- _Work to complete_
Return, from the material below, each line in which the word "Windows" is present.

- _Material shown_
/---
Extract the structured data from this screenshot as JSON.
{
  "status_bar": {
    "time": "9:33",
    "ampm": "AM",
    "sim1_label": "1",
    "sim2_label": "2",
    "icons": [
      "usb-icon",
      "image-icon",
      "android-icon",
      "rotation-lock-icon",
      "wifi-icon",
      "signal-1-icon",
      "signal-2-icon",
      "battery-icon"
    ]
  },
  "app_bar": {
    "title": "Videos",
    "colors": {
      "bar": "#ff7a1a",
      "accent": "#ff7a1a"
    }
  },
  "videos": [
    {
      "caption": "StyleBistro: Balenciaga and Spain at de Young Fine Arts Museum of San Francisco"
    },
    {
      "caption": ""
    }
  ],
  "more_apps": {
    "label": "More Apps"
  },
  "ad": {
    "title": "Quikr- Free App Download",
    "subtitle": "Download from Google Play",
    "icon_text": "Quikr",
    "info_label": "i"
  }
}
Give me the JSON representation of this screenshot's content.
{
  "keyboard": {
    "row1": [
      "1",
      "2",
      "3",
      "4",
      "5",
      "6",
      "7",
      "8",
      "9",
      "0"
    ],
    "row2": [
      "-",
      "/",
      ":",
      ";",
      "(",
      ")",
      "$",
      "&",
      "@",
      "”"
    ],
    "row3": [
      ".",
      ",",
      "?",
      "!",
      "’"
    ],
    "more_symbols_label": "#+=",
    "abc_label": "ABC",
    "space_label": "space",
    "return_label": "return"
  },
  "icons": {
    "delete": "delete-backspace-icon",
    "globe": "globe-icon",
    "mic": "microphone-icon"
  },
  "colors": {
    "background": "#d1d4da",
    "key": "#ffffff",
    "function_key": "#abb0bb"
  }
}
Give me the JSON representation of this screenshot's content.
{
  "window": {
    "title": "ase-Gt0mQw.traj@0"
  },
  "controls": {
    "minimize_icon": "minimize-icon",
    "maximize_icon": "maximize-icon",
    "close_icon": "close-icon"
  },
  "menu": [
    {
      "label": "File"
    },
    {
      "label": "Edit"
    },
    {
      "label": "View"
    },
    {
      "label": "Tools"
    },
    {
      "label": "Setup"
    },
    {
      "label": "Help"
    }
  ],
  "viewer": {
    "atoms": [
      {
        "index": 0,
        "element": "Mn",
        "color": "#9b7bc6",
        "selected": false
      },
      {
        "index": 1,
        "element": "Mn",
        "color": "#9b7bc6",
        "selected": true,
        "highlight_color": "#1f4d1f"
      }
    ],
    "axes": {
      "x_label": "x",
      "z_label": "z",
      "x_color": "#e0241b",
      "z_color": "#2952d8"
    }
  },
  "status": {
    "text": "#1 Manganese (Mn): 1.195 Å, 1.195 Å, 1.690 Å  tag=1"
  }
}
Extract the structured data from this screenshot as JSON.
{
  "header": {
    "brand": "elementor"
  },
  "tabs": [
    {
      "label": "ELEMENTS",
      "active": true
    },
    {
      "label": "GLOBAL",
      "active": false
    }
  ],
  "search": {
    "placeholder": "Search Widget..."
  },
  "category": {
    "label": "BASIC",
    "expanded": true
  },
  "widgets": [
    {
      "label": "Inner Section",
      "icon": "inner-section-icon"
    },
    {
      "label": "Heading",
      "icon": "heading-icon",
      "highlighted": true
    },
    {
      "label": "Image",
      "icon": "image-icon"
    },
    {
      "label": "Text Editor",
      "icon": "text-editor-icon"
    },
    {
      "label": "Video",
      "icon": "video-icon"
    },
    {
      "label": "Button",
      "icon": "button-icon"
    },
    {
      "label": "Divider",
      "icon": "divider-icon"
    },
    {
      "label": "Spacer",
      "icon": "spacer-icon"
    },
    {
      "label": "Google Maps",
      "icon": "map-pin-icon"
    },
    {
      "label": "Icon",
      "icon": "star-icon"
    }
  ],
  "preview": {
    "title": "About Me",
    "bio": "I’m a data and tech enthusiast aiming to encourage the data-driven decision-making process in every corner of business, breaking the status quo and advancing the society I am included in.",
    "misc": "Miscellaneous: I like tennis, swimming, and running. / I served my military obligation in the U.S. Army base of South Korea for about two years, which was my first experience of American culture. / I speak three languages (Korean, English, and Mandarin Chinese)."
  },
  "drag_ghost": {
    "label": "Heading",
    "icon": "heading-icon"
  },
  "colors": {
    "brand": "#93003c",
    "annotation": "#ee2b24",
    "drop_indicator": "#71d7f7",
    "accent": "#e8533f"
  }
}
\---
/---
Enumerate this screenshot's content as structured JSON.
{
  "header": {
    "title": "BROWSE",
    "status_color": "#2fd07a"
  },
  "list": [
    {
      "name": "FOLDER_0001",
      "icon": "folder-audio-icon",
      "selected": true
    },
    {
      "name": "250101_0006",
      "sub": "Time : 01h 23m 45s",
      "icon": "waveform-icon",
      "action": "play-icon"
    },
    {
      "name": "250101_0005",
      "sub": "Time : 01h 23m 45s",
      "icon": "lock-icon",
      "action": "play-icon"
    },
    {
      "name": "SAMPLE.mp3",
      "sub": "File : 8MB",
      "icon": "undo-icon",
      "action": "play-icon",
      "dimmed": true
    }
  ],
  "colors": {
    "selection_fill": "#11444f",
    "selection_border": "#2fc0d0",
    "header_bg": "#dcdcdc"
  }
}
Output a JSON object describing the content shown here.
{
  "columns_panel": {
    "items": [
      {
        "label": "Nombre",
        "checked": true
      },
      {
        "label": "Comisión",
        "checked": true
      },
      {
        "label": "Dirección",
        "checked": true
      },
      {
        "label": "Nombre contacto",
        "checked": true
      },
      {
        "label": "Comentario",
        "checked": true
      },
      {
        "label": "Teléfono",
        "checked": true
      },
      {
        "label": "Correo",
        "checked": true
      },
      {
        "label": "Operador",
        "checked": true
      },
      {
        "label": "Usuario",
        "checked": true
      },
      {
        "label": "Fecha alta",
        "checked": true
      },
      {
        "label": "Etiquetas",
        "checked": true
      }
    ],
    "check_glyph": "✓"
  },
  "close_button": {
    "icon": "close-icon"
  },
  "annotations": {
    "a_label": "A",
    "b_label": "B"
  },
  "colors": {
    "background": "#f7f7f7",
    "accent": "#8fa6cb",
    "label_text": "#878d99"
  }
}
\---
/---
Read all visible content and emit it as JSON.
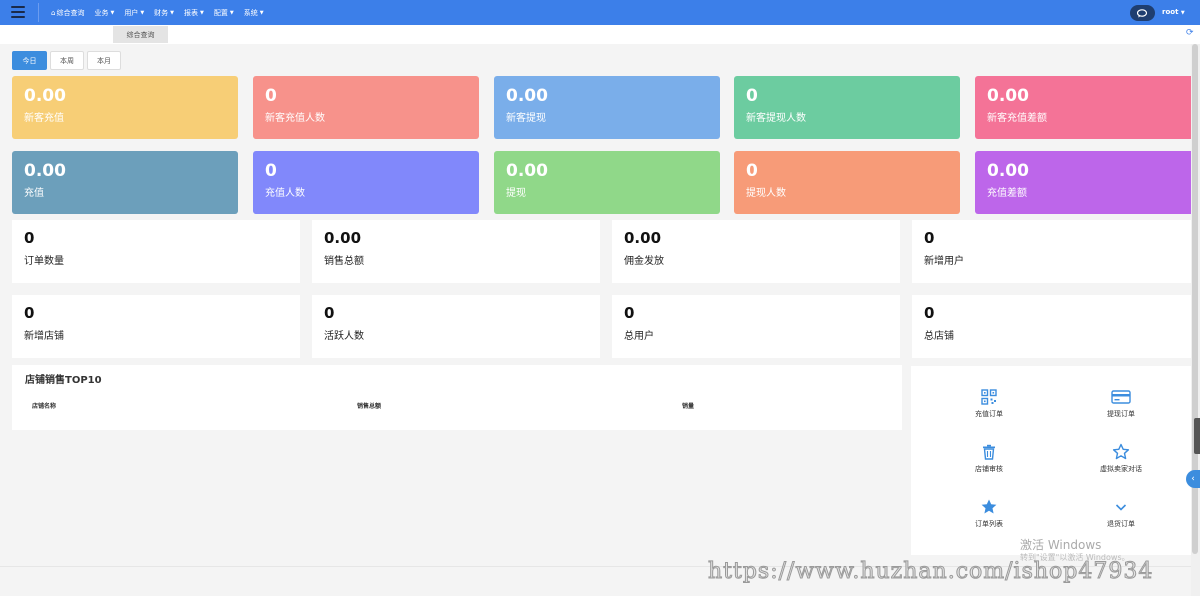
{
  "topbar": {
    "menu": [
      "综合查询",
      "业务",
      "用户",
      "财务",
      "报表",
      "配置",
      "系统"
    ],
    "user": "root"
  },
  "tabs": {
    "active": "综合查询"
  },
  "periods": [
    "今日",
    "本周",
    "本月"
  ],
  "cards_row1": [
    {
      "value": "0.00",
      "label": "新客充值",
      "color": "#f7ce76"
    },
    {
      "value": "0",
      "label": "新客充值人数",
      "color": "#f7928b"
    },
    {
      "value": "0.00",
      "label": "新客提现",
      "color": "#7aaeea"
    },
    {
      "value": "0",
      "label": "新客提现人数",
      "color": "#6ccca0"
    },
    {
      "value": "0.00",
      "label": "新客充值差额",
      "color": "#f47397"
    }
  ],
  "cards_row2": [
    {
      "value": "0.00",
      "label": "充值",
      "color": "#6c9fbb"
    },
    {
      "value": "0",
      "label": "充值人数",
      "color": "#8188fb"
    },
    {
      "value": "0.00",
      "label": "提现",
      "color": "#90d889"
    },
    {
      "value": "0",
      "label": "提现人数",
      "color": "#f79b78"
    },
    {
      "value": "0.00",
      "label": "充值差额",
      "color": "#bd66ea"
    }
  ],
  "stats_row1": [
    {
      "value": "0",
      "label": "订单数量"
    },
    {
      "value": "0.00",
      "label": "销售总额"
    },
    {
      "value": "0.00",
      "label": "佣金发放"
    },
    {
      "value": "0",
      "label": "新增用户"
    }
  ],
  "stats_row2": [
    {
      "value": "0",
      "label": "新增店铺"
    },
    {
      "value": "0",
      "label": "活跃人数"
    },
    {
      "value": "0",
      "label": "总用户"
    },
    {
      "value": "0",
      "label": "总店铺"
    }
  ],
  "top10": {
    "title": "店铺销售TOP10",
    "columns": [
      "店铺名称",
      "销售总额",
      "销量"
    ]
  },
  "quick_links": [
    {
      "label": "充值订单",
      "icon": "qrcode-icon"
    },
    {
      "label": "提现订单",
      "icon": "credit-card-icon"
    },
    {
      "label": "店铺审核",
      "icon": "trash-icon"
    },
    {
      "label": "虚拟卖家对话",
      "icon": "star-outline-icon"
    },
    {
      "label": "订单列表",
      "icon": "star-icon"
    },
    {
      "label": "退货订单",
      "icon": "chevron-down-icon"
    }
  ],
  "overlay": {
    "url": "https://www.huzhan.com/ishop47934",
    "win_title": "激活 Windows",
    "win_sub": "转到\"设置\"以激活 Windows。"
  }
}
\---
- _Solved problem_
    "win_title": "激活 Windows",
    "win_sub": "转到\"设置\"以激活 Windows。"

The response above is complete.